### Given entries

-----

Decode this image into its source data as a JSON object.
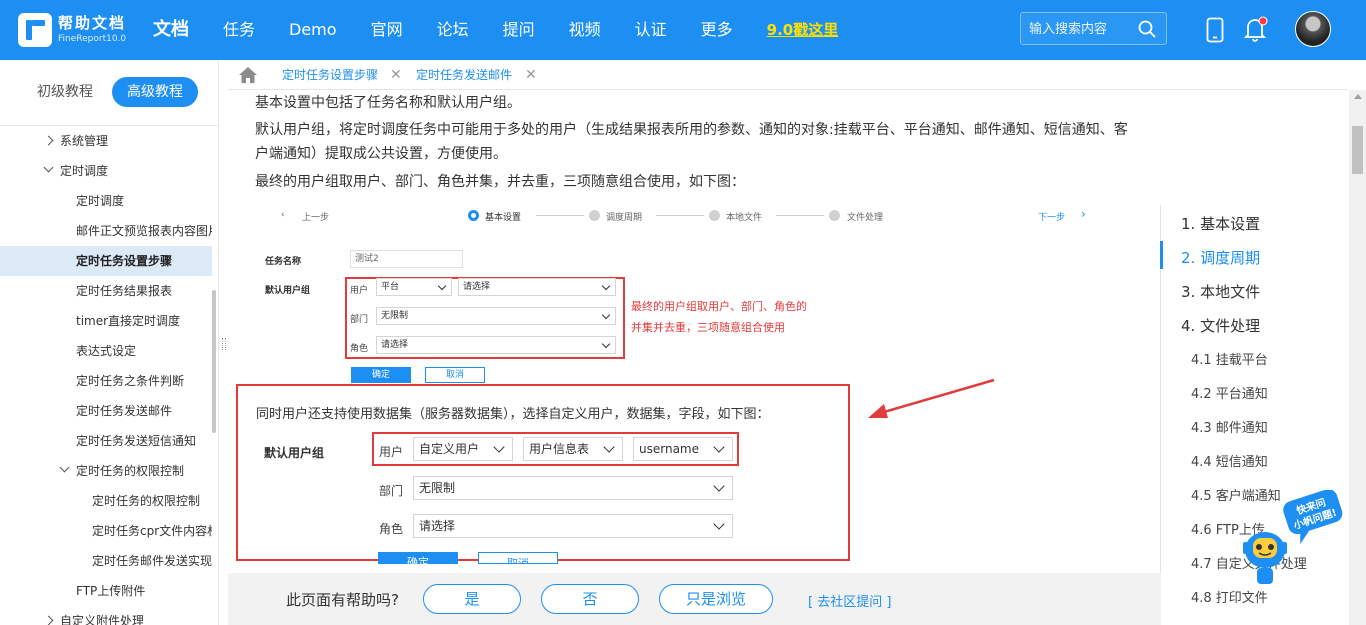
{
  "header": {
    "logo_title": "帮助文档",
    "logo_sub": "FineReport10.0",
    "nav": [
      "文档",
      "任务",
      "Demo",
      "官网",
      "论坛",
      "提问",
      "视频",
      "认证",
      "更多"
    ],
    "nav_active": "文档",
    "promo": "9.0戳这里",
    "search_placeholder": "输入搜索内容",
    "brand_color": "#1d8ff3",
    "promo_color": "#ffe100"
  },
  "sidebar": {
    "tab_basic": "初级教程",
    "tab_advanced": "高级教程",
    "items": [
      {
        "label": "系统管理",
        "level": 1,
        "arrow": "right"
      },
      {
        "label": "定时调度",
        "level": 1,
        "arrow": "down"
      },
      {
        "label": "定时调度",
        "level": 2
      },
      {
        "label": "邮件正文预览报表内容图片",
        "level": 2
      },
      {
        "label": "定时任务设置步骤",
        "level": 2,
        "active": true
      },
      {
        "label": "定时任务结果报表",
        "level": 2
      },
      {
        "label": "timer直接定时调度",
        "level": 2
      },
      {
        "label": "表达式设定",
        "level": 2
      },
      {
        "label": "定时任务之条件判断",
        "level": 2
      },
      {
        "label": "定时任务发送邮件",
        "level": 2
      },
      {
        "label": "定时任务发送短信通知",
        "level": 2
      },
      {
        "label": "定时任务的权限控制",
        "level": 2,
        "arrow": "down"
      },
      {
        "label": "定时任务的权限控制",
        "level": 3
      },
      {
        "label": "定时任务cpr文件内容权限",
        "level": 3
      },
      {
        "label": "定时任务邮件发送实现",
        "level": 3
      },
      {
        "label": "FTP上传附件",
        "level": 2
      },
      {
        "label": "自定义附件处理",
        "level": 1,
        "arrow": "right"
      }
    ]
  },
  "tabs": {
    "items": [
      {
        "label": "定时任务设置步骤",
        "closable": true
      },
      {
        "label": "定时任务发送邮件",
        "closable": true
      }
    ]
  },
  "content": {
    "p1": "基本设置中包括了任务名称和默认用户组。",
    "p2a": "默认用户组，将定时调度任务中可能用于多处的用户（生成结果报表所用的参数、通知的对象:挂载平台、平台通知、邮件通知、短信通知、客",
    "p2b": "户端通知）提取成公共设置，方便使用。",
    "p3": "最终的用户组取用户、部门、角色并集，并去重，三项随意组合使用，如下图：",
    "mock": {
      "prev": "上一步",
      "next": "下一步",
      "steps": [
        "基本设置",
        "调度周期",
        "本地文件",
        "文件处理"
      ],
      "task_name_label": "任务名称",
      "task_name_value": "测试2",
      "user_group_label": "默认用户组",
      "user_label": "用户",
      "user_select1": "平台",
      "user_select2": "请选择",
      "dept_label": "部门",
      "dept_value": "无限制",
      "role_label": "角色",
      "role_value": "请选择",
      "note_line1": "最终的用户组取用户、部门、角色的",
      "note_line2": "并集并去重，三项随意组合使用",
      "ok": "确定",
      "cancel": "取消",
      "ds_text": "同时用户还支持使用数据集（服务器数据集），选择自定义用户，数据集，字段，如下图：",
      "ds_group_label": "默认用户组",
      "ds_user_label": "用户",
      "ds_user_select1": "自定义用户",
      "ds_user_select2": "用户信息表",
      "ds_user_select3": "username",
      "ds_dept_label": "部门",
      "ds_dept_value": "无限制",
      "ds_role_label": "角色",
      "ds_role_value": "请选择",
      "ds_ok": "确定",
      "ds_cancel": "取消"
    }
  },
  "toc": {
    "items": [
      {
        "label": "1. 基本设置",
        "level": 1
      },
      {
        "label": "2. 调度周期",
        "level": 1,
        "active": true
      },
      {
        "label": "3. 本地文件",
        "level": 1
      },
      {
        "label": "4. 文件处理",
        "level": 1
      },
      {
        "label": "4.1 挂载平台",
        "level": 2
      },
      {
        "label": "4.2 平台通知",
        "level": 2
      },
      {
        "label": "4.3 邮件通知",
        "level": 2
      },
      {
        "label": "4.4 短信通知",
        "level": 2
      },
      {
        "label": "4.5 客户端通知",
        "level": 2
      },
      {
        "label": "4.6 FTP上传",
        "level": 2
      },
      {
        "label": "4.7 自定义文件处理",
        "level": 2
      },
      {
        "label": "4.8 打印文件",
        "level": 2
      }
    ]
  },
  "feedback": {
    "question": "此页面有帮助吗?",
    "yes": "是",
    "no": "否",
    "browse": "只是浏览",
    "community": "[ 去社区提问 ]"
  },
  "mascot": {
    "bubble1": "快来问",
    "bubble2": "小帆问题!"
  }
}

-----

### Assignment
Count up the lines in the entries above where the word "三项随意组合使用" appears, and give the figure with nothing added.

### Expected output
2